Provided records START

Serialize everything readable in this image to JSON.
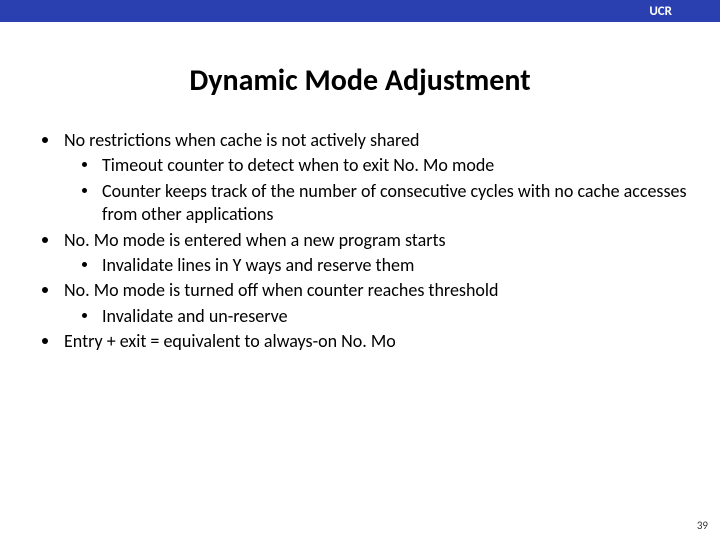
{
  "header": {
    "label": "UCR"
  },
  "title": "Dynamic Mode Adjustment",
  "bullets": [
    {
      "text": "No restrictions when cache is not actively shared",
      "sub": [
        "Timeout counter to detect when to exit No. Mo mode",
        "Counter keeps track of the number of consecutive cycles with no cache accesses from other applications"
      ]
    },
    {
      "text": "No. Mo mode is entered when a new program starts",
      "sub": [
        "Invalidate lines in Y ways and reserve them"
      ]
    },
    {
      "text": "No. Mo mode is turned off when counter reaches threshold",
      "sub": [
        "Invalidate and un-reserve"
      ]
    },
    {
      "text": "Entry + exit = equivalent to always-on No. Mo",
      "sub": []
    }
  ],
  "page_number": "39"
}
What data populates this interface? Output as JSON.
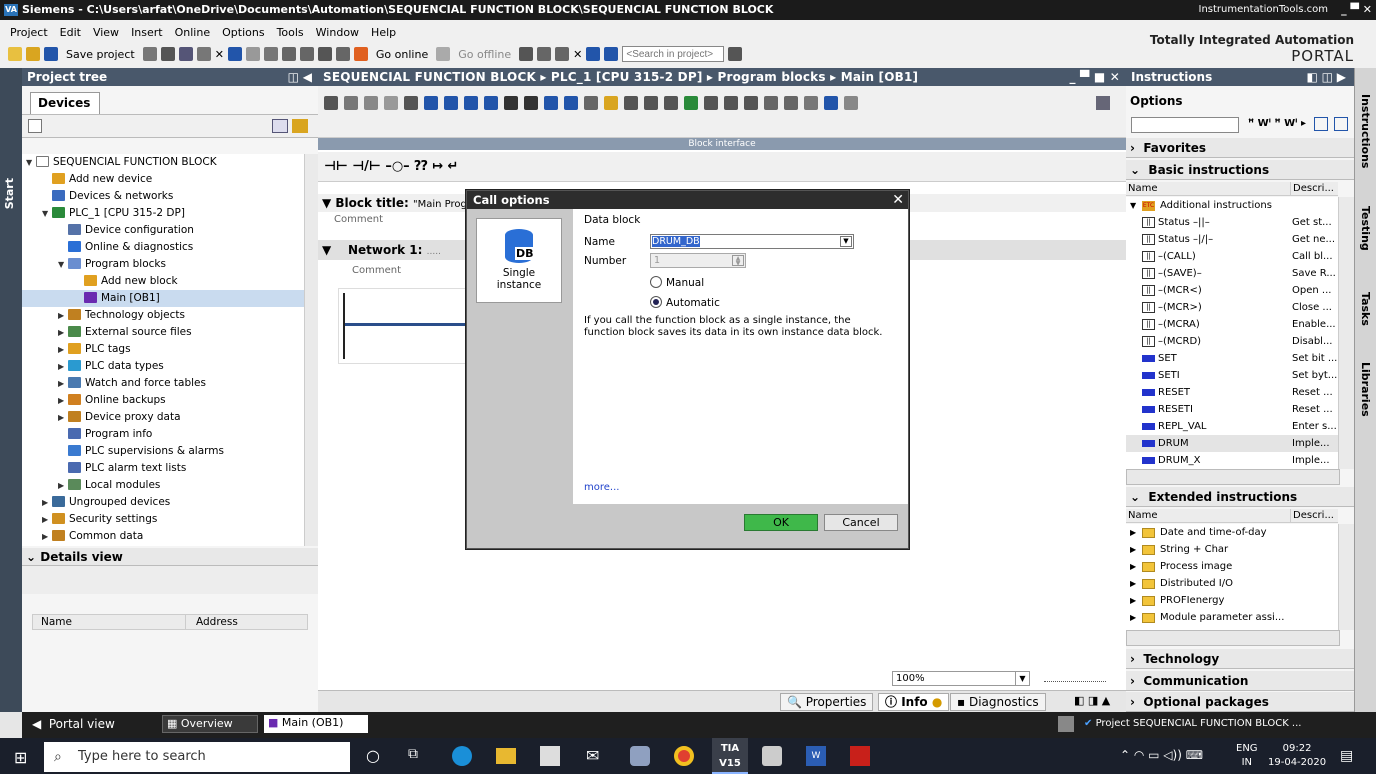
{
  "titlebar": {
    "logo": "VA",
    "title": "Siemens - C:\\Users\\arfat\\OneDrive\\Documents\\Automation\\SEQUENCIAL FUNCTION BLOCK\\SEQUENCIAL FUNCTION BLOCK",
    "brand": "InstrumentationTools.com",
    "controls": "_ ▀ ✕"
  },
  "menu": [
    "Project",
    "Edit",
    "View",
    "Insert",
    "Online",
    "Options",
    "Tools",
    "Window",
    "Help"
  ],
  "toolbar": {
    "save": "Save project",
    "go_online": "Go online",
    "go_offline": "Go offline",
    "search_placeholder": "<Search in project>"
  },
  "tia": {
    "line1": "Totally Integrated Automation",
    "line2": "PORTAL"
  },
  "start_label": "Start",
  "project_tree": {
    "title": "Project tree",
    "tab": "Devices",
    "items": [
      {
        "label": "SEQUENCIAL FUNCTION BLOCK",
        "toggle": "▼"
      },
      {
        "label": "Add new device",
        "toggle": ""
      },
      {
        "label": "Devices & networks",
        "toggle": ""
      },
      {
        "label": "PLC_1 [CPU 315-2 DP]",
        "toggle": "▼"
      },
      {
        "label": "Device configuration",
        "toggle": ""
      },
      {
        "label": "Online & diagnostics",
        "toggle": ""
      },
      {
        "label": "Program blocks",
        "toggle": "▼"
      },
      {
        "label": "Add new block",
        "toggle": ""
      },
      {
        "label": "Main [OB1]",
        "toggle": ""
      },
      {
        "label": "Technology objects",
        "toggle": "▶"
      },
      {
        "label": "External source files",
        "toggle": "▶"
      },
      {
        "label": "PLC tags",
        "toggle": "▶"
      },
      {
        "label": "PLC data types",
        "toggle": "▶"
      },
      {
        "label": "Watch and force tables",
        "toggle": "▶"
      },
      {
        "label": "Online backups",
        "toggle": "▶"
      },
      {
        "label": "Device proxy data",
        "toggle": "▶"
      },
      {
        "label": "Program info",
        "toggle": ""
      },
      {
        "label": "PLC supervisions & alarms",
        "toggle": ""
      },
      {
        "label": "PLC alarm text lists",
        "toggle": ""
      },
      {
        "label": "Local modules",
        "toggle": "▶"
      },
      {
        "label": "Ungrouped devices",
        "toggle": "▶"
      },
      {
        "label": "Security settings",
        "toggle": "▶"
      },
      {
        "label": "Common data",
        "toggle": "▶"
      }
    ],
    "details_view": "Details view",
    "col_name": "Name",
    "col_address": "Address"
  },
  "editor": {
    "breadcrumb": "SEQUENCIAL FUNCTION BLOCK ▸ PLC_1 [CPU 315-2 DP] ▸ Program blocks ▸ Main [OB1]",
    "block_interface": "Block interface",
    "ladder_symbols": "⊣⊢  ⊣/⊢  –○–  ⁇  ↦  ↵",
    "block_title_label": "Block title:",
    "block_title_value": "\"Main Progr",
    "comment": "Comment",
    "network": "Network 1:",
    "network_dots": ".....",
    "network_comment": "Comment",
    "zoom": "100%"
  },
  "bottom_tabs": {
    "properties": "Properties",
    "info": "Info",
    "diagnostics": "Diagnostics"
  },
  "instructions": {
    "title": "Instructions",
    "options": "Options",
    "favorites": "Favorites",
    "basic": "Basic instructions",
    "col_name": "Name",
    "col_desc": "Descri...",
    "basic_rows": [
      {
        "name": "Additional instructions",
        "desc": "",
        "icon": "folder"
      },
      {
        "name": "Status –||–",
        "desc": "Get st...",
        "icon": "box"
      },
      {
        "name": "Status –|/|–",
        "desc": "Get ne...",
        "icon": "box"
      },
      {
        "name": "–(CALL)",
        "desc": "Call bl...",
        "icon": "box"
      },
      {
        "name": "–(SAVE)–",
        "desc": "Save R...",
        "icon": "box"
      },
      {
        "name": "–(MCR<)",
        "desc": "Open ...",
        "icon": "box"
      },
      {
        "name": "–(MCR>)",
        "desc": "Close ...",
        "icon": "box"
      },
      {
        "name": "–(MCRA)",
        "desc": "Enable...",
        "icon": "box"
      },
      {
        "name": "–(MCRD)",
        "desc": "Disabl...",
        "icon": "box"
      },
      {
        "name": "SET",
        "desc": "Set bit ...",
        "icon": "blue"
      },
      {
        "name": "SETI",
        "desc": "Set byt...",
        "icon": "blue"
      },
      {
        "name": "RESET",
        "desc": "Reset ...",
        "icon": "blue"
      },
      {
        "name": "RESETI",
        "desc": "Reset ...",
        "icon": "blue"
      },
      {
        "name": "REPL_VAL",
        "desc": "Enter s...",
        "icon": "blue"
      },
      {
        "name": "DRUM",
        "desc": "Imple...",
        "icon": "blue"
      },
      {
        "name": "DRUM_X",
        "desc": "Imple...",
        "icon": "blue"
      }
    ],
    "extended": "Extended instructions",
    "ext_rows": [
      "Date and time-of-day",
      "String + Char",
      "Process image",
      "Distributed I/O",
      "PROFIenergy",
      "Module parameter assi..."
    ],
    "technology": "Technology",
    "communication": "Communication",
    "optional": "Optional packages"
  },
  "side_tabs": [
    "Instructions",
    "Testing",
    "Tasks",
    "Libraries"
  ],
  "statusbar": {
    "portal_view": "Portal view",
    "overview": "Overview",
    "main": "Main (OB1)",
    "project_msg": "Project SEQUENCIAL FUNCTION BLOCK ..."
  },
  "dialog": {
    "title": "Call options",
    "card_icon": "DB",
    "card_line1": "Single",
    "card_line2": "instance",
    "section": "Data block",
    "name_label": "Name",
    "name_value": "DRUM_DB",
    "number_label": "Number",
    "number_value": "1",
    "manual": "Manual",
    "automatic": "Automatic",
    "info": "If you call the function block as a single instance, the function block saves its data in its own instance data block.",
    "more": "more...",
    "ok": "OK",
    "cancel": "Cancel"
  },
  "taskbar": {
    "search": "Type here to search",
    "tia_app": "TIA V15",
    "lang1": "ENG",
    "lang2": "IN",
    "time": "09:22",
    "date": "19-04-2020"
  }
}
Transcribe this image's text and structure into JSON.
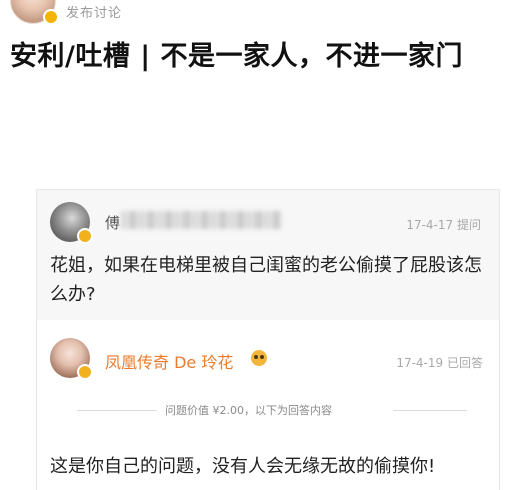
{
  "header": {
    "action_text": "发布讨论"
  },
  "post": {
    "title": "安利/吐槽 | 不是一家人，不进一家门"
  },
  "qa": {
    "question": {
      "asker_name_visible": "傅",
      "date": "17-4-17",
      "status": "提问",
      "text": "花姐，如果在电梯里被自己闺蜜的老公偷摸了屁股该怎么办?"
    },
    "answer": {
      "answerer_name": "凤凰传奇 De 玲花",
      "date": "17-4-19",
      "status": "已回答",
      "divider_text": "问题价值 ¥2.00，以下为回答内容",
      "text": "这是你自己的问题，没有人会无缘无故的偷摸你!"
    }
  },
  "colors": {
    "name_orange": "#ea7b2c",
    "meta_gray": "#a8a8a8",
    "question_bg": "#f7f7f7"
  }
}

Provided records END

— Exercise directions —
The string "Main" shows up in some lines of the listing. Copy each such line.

— Task response —
        "label": "Main [OB1]",
    "breadcrumb": "SEQUENCIAL FUNCTION BLOCK ▸ PLC_1 [CPU 315-2 DP] ▸ Program blocks ▸ Main [OB1]",
    "block_title_value": "\"Main Progr",
    "main": "Main (OB1)",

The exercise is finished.